How Independent Hotel Developers Are Growing in Urban Submarkets
Independent hotel developers are seeking opportunities in urban districts and submarkets with historic, unique and hip characteristics that appeal to travelers with more eclectic tastes than patrons of big global hotel brands. But while the industry is booming, it's not without significant challenges.
Sydell Group VP John Gullixson (pictured right with Architectural Dimensions president Jim Heilbronner) is a boutique hotel developer, and told attendees at Bisnow's 3rd Annual LA Hospitality Boom event last week today’s construction dynamics present untold challenges for adaptive reuse developers. One frustration is the variation between budget and actual construction costs.
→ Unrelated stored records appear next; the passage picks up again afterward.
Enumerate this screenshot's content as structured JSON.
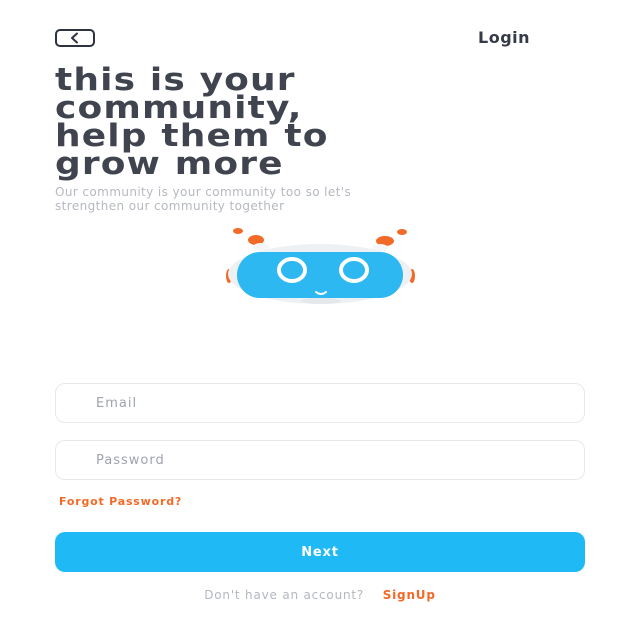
{
  "header": {
    "back_icon": "chevron-left-icon",
    "login_label": "Login"
  },
  "hero": {
    "title_lines": [
      "this is your",
      "community,",
      "help them to",
      "grow more"
    ],
    "subtitle_lines": [
      "Our community is your community too so let's",
      "strengthen our community together"
    ],
    "mascot_icon": "robot-mascot-icon"
  },
  "form": {
    "email_placeholder": "Email",
    "password_placeholder": "Password",
    "forgot_label": "Forgot Password?",
    "next_label": "Next"
  },
  "footer": {
    "prompt": "Don't have an account?",
    "signup_label": "SignUp"
  },
  "colors": {
    "primary": "#1fbaf5",
    "accent": "#f26a27",
    "title": "#40444f"
  }
}
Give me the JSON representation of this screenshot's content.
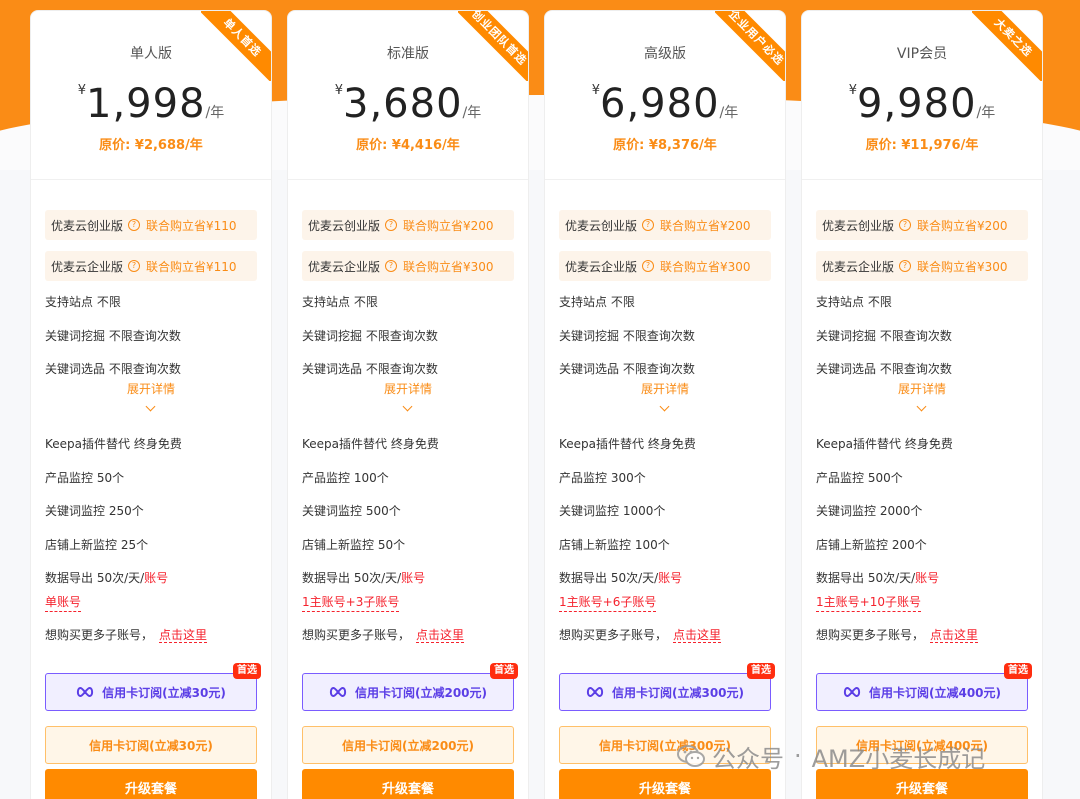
{
  "plans": [
    {
      "name": "单人版",
      "ribbon": "单人首选",
      "currency": "¥",
      "price": "1,998",
      "unit": "/年",
      "original": "原价: ¥2,688/年",
      "promos": [
        {
          "name": "优麦云创业版",
          "save": "联合购立省¥110"
        },
        {
          "name": "优麦云企业版",
          "save": "联合购立省¥110"
        }
      ],
      "features_top": [
        "支持站点  不限",
        "关键词挖掘  不限查询次数",
        "关键词选品  不限查询次数"
      ],
      "expand": "展开详情",
      "features_bottom": [
        "Keepa插件替代  终身免费",
        "产品监控  50个",
        "关键词监控  250个",
        "店铺上新监控  25个"
      ],
      "export_prefix": "数据导出  50次/天/",
      "export_suffix": "账号",
      "accounts": "单账号",
      "more_text": "想购买更多子账号，",
      "more_link": "点击这里",
      "badge": "首选",
      "btn_card_sub": "信用卡订阅(立减30元)",
      "btn_card": "信用卡订阅(立减30元)",
      "btn_upgrade": "升级套餐"
    },
    {
      "name": "标准版",
      "ribbon": "创业团队首选",
      "currency": "¥",
      "price": "3,680",
      "unit": "/年",
      "original": "原价: ¥4,416/年",
      "promos": [
        {
          "name": "优麦云创业版",
          "save": "联合购立省¥200"
        },
        {
          "name": "优麦云企业版",
          "save": "联合购立省¥300"
        }
      ],
      "features_top": [
        "支持站点  不限",
        "关键词挖掘  不限查询次数",
        "关键词选品  不限查询次数"
      ],
      "expand": "展开详情",
      "features_bottom": [
        "Keepa插件替代  终身免费",
        "产品监控  100个",
        "关键词监控  500个",
        "店铺上新监控  50个"
      ],
      "export_prefix": "数据导出  50次/天/",
      "export_suffix": "账号",
      "accounts": "1主账号+3子账号",
      "more_text": "想购买更多子账号，",
      "more_link": "点击这里",
      "badge": "首选",
      "btn_card_sub": "信用卡订阅(立减200元)",
      "btn_card": "信用卡订阅(立减200元)",
      "btn_upgrade": "升级套餐"
    },
    {
      "name": "高级版",
      "ribbon": "企业用户必选",
      "currency": "¥",
      "price": "6,980",
      "unit": "/年",
      "original": "原价: ¥8,376/年",
      "promos": [
        {
          "name": "优麦云创业版",
          "save": "联合购立省¥200"
        },
        {
          "name": "优麦云企业版",
          "save": "联合购立省¥300"
        }
      ],
      "features_top": [
        "支持站点  不限",
        "关键词挖掘  不限查询次数",
        "关键词选品  不限查询次数"
      ],
      "expand": "展开详情",
      "features_bottom": [
        "Keepa插件替代  终身免费",
        "产品监控  300个",
        "关键词监控  1000个",
        "店铺上新监控  100个"
      ],
      "export_prefix": "数据导出  50次/天/",
      "export_suffix": "账号",
      "accounts": "1主账号+6子账号",
      "more_text": "想购买更多子账号，",
      "more_link": "点击这里",
      "badge": "首选",
      "btn_card_sub": "信用卡订阅(立减300元)",
      "btn_card": "信用卡订阅(立减300元)",
      "btn_upgrade": "升级套餐"
    },
    {
      "name": "VIP会员",
      "ribbon": "大卖之选",
      "currency": "¥",
      "price": "9,980",
      "unit": "/年",
      "original": "原价: ¥11,976/年",
      "promos": [
        {
          "name": "优麦云创业版",
          "save": "联合购立省¥200"
        },
        {
          "name": "优麦云企业版",
          "save": "联合购立省¥300"
        }
      ],
      "features_top": [
        "支持站点  不限",
        "关键词挖掘  不限查询次数",
        "关键词选品  不限查询次数"
      ],
      "expand": "展开详情",
      "features_bottom": [
        "Keepa插件替代  终身免费",
        "产品监控  500个",
        "关键词监控  2000个",
        "店铺上新监控  200个"
      ],
      "export_prefix": "数据导出  50次/天/",
      "export_suffix": "账号",
      "accounts": "1主账号+10子账号",
      "more_text": "想购买更多子账号，",
      "more_link": "点击这里",
      "badge": "首选",
      "btn_card_sub": "信用卡订阅(立减400元)",
      "btn_card": "信用卡订阅(立减400元)",
      "btn_upgrade": "升级套餐"
    }
  ],
  "watermark": {
    "prefix": "公众号",
    "sep": "·",
    "name": "AMZ小麦长成记"
  },
  "colors": {
    "accent": "#fa8c16",
    "button": "#ff8a00",
    "link_red": "#f5222d",
    "purple": "#7a5cff"
  }
}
With the build industry “going wild” right now, developers must plan ahead, do things earlier in the process, get contractors involved and order specialty items far ahead of time, he says, noting that it takes 12 months for delivery of an elevator.
Buying early is a good investment, says Jim, but it's getting more difficult to control costs because government entities keep adding fees and requirements. “You need twice as many drawings today. You have to prove your work and defend yourself constantly. There’s a lot of people you have to answer to get to the finish line,” he says, adding fees for a hotel average about $20k per key. “The building code is going to change in California the first of the year,” Jim warns. “This means more requirements and more costs.”
Pricher, Nichols & Meeks partner Michael E. Scheinberg (here with Jim) was curious about what percentage of hotel holdings are in urban submarkets and why.
Apple Hospitality REIT EVP Nelson Knight (right with LA’s Downtown Center BID director of economic development Nick Griffin) said 50% of Apple’s hotels are in urban submarkets and generate about 60% of the REIT’s revenue. About 25% of projects are in urban cores, and the rest in airports, he added. “We focus on strong secondary markets, like Burbank, and non-typical projects where brands can’t come in and slap you with $800M in renovations terms or entitlements,” Nelson noted. His firm recently sold a portfolio of hotels with a tertiary market profile and lower RevPAR than desired.
Nick said the City of LA recognizes the advantages of repositioning historic buildings for modern uses and “is doing what it can to ease the process to facilitate adaptive reuse, as well as ground-up projects." "He says while there are pockets of resistance, like in the Arts District, Downtown LA is more welcoming than Santa Monica, and investors are looking at overall markets, what they can do at scale and get going in a reasonable amount of time.
Anschutz Entertainment Group (AEG) chief revenue officer Todd Goldstein (right with Nelson and Nick) says his company wants to control demand in Downtown LA’s Sports & Entertainment District by driving traffic there. AEG, which plans to renovate, expand and manage the LA Convention Center, is adding 755 rooms to its JW Marriott complex at LA Live. AEG is also looking for potential locations and partners in markets that can sustain the tougher economic cycles, he notes, like Downtown LA, where there’s lots of different reasons—retail amenities—for people to keep coming back.